The Melissa worm is released, becoming the most costly malware outbreak to date.
American Express introduces the "Blue" smart card, the first chip-based credit card in the US.
The ILOVEYOU worm, made by a college student in the Philippines for his thesis, infects millions of computers worldwide within a few hours of its release, becoming one of the most damaging worms ever.
Jonathan James becomes first juvenile to serve jail time for hacking.
One of the biggest Denial of Service attacks to date is launched against eBay, Yahoo!, Amazon, Dell and CNN.
Microsoft falls victim to a denial of Service attack, preventing millions of users from accessing its web pages for two days.
Russian programmer Dmitry Sklyarov is the first person criminally charged with violating the Digital Millennium Copyright Act (DMCA) when he is arrested at Def Con.
Klez.H becomes the biggest malware outbreak in terms of machines infected.
The 10,000th CISSP certification is conferred.
The hacktivist group Anonymous is formed.
An AOL staff member steals the details of 92 million customers and sells them to spammers, resulting in 7 billion spam emails being sent.
United Nations website is hacked.
17 year old George Hotz becomes the first person to carrier-unlock an iPhone.
Anonymous attacks Scientology web servers around the world, stealing private documents and distributing them online.

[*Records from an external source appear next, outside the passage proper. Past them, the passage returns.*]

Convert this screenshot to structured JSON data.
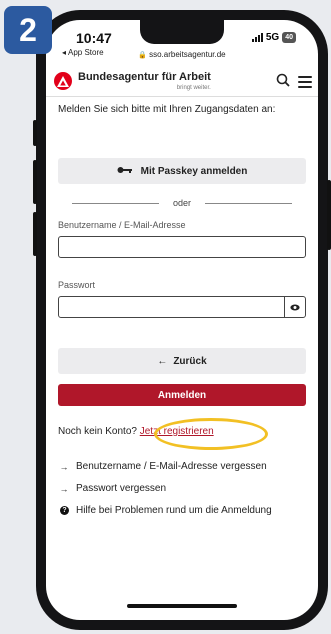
{
  "step_badge": "2",
  "status": {
    "time": "10:47",
    "back_app": "App Store",
    "network": "5G",
    "battery": "40",
    "url": "sso.arbeitsagentur.de"
  },
  "header": {
    "brand_name": "Bundesagentur für Arbeit",
    "tagline": "bringt weiter.",
    "logo_color": "#e2001a"
  },
  "login": {
    "intro": "Melden Sie sich bitte mit Ihren Zugangsdaten an:",
    "passkey_button": "Mit Passkey anmelden",
    "divider": "oder",
    "username_label": "Benutzername / E-Mail-Adresse",
    "username_value": "",
    "password_label": "Passwort",
    "password_value": "",
    "back_button": "Zurück",
    "login_button": "Anmelden",
    "login_color": "#b0172a"
  },
  "register": {
    "prompt": "Noch kein Konto?",
    "link": "Jetzt registrieren"
  },
  "links": [
    {
      "icon": "arrow-right-icon",
      "label": "Benutzername / E-Mail-Adresse vergessen"
    },
    {
      "icon": "arrow-right-icon",
      "label": "Passwort vergessen"
    },
    {
      "icon": "help-icon",
      "label": "Hilfe bei Problemen rund um die Anmeldung"
    }
  ],
  "highlight_color": "#f2c024"
}
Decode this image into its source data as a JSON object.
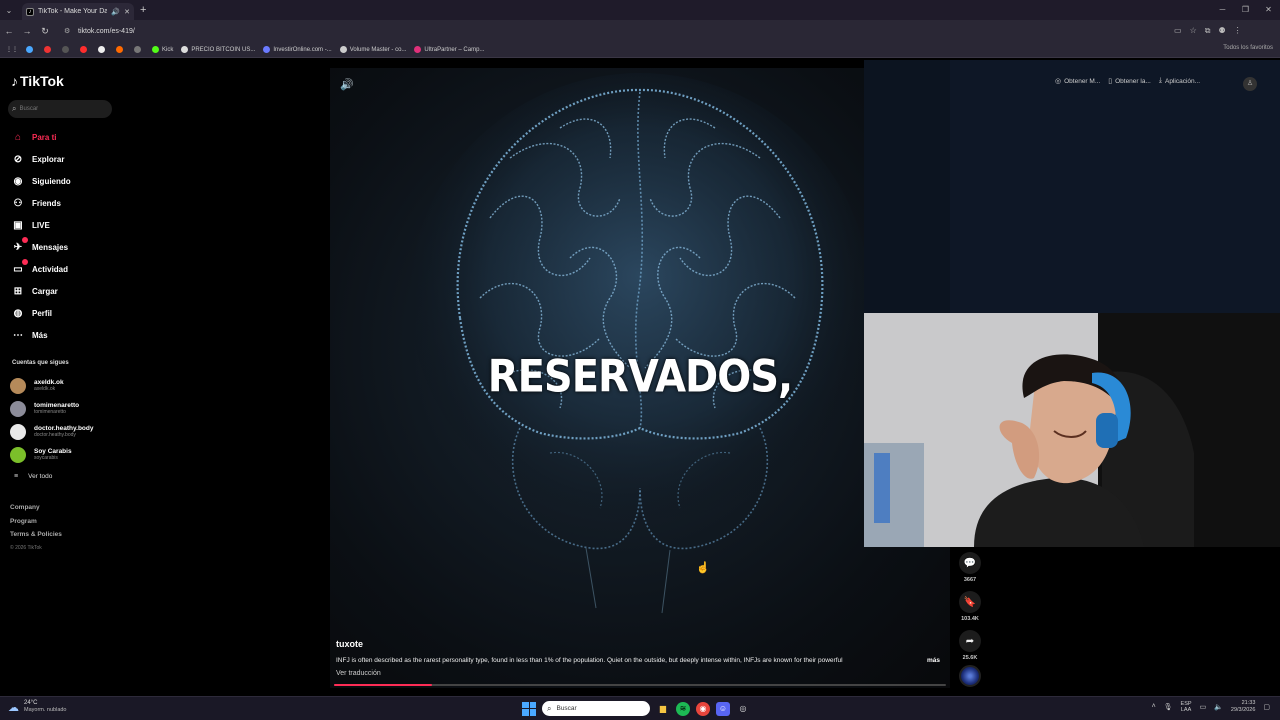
{
  "browser": {
    "tab_title": "TikTok - Make Your Day",
    "url": "tiktok.com/es-419/",
    "bookmarks": [
      {
        "label": "",
        "color": "#4aa8ff"
      },
      {
        "label": "",
        "color": "#e33"
      },
      {
        "label": "",
        "color": "#555"
      },
      {
        "label": "",
        "color": "#ff2d2d"
      },
      {
        "label": "",
        "color": "#eee"
      },
      {
        "label": "",
        "color": "#ff6a00"
      },
      {
        "label": "",
        "color": "#777"
      },
      {
        "label": "Kick",
        "color": "#53fc18"
      },
      {
        "label": "PRECIO BITCOIN US...",
        "color": "#ddd"
      },
      {
        "label": "InvestirOnline.com -...",
        "color": "#6b7bff"
      },
      {
        "label": "Volume Master - co...",
        "color": "#ccc"
      },
      {
        "label": "UltraPartner – Camp...",
        "color": "#e0307a"
      }
    ],
    "all_bookmarks": "Todos los favoritos"
  },
  "sidebar": {
    "logo": "TikTok",
    "search_placeholder": "Buscar",
    "menu": [
      {
        "label": "Para ti",
        "icon": "home-icon",
        "glyph": "⌂",
        "active": true,
        "badge": false
      },
      {
        "label": "Explorar",
        "icon": "compass-icon",
        "glyph": "⊘",
        "active": false,
        "badge": false
      },
      {
        "label": "Siguiendo",
        "icon": "following-icon",
        "glyph": "◉",
        "active": false,
        "badge": false
      },
      {
        "label": "Friends",
        "icon": "friends-icon",
        "glyph": "⚇",
        "active": false,
        "badge": false
      },
      {
        "label": "LIVE",
        "icon": "live-icon",
        "glyph": "▣",
        "active": false,
        "badge": false
      },
      {
        "label": "Mensajes",
        "icon": "messages-icon",
        "glyph": "✈",
        "active": false,
        "badge": true
      },
      {
        "label": "Actividad",
        "icon": "activity-icon",
        "glyph": "▭",
        "active": false,
        "badge": true
      },
      {
        "label": "Cargar",
        "icon": "upload-icon",
        "glyph": "⊞",
        "active": false,
        "badge": false
      },
      {
        "label": "Perfil",
        "icon": "profile-icon",
        "glyph": "◍",
        "active": false,
        "badge": false
      },
      {
        "label": "Más",
        "icon": "more-icon",
        "glyph": "⋯",
        "active": false,
        "badge": false
      }
    ],
    "following_title": "Cuentas que sigues",
    "following": [
      {
        "name": "axeldk.ok",
        "handle": "axeldk.ok",
        "color": "#b58a5a"
      },
      {
        "name": "tomimenaretto",
        "handle": "tomimenaretto",
        "color": "#8c8c99"
      },
      {
        "name": "doctor.heathy.body",
        "handle": "doctor.heathy.body",
        "color": "#e8e8e8"
      },
      {
        "name": "Soy Carabis",
        "handle": "soycarabis",
        "color": "#7bbf2a"
      }
    ],
    "see_all": "Ver todo",
    "footer": [
      "Company",
      "Program",
      "Terms & Policies"
    ],
    "copyright": "© 2026 TikTok"
  },
  "video": {
    "caption_overlay": "RESERVADOS,",
    "author": "tuxote",
    "description": "INFJ is often described as the rarest personality type, found in less than 1% of the population. Quiet on the outside, but deeply intense within, INFJs are known for their powerful",
    "more": "más",
    "translate": "Ver traducción",
    "progress": 0.16
  },
  "actions": [
    {
      "icon": "comment-icon",
      "glyph": "💬",
      "count": "3667"
    },
    {
      "icon": "bookmark-icon",
      "glyph": "🔖",
      "count": "103.4K"
    },
    {
      "icon": "share-icon",
      "glyph": "➦",
      "count": "25.6K"
    }
  ],
  "top_actions": [
    {
      "icon": "coin-icon",
      "label": "Obtener M..."
    },
    {
      "icon": "phone-icon",
      "label": "Obtener la..."
    },
    {
      "icon": "download-icon",
      "label": "Aplicación..."
    }
  ],
  "taskbar": {
    "temp": "24°C",
    "condition": "Mayorm. nublado",
    "search": "Buscar",
    "lang_top": "ESP",
    "lang_bottom": "LAA",
    "time": "21:33",
    "date": "29/3/2026"
  }
}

The first Malware Conference, MALCON, takes place in India, supported by the Government of India.
The Hacker group Lulz Sec is formed.
One of the largest data breaches ever occurs when an 'external intrusion' sends the PlayStation Network offline, and compromises personally identifying information of 77 million accounts.
Sesame Street's Youtube channel is hacked, streaming pornographic content for 22 minutes.
The UK Home Secretary blocks the extradition of NASA hacker Gary McKinnon after a ten-year legal battle.
An attack on Adobe leads to around 38 million accounts being breached, and the source code for one of its major software products, Photoshop, being stolen.
Burger King's Twitter account is hacked, and displays the McDonald's logo following the horse meat scandal in Europe.
The Bitcoin exchange Mt.Gox files for bankruptcy after $460million is stolen by hackers and another $27.4million disappears from its bank accounts.
The White House computer system is hacked.
Around 157,000 TalkTalk customers had their personal details accessed in a breach which cost the company up to £35m in upfront costs.
Thousands of hearts around the world were broken when hackers released a 9.7GB data dump containing information on users of the extramarital dating site, Ashley Madison.